Have you ever noticed how the milk section at your grocery store is actually quite colorful? The white cartons contrast with the bright colors of the different caps and labels. You’ve probably never realized it, but you most likely shop for your milk based on color instead of reading the label. The reason for that is because milk label color corresponds with the milk’s percentage of fat. Here’s the breakdown. (This is the secret meaning behind the color of your bread’s twist tie, too, by the way.)
2% Milk = blue or yellow
Most brands use blue or light blue caps to denote 2% milk. At certain grocery stores, you’ll see 2% milk with a yellow label. For example, the brands Kemp’s and Dairy Maid use the color yellow for their 2% milk. The brands Clover Organics and Borden use blue.
1% Milk = green
The color green is typically used for 1% milk.
Whole Milk = red
Whole milk labels are red so that they stand out from the reduced fat and skim milk.
Skim Milk = purple
Skim milk, or non-fat milk, has a purple cap indicating that it contains little to no fat.

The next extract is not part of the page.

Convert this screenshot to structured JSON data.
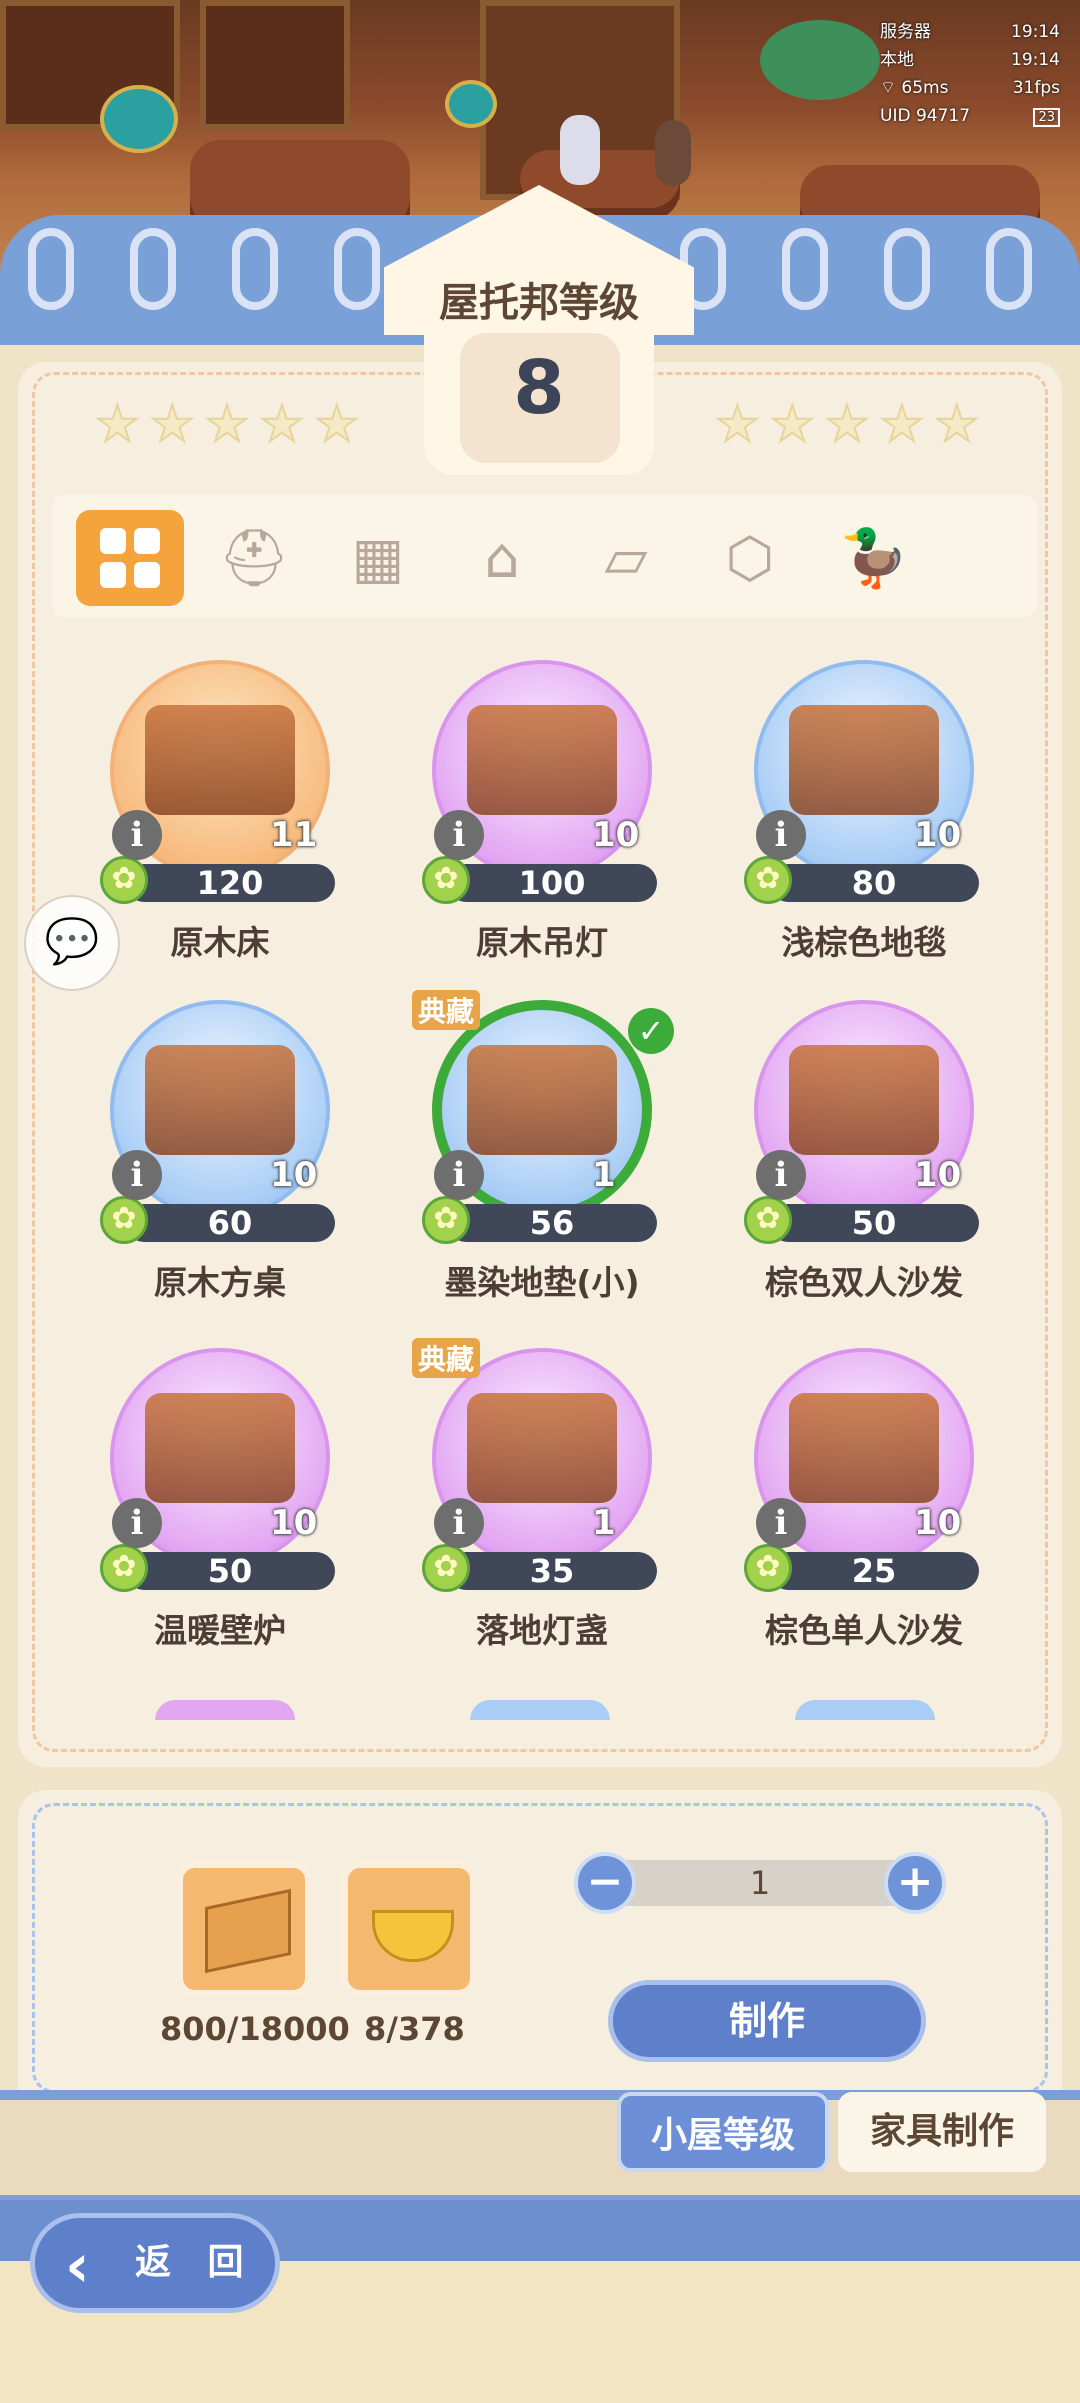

Not all grocery stores and brands follow this coloring system—so make sure to double-check the wording on the label before you throw the blue-capped milk in your cart. Now that you know why milk is color-coded, check out the hidden meaning behind 12 other everyday objects.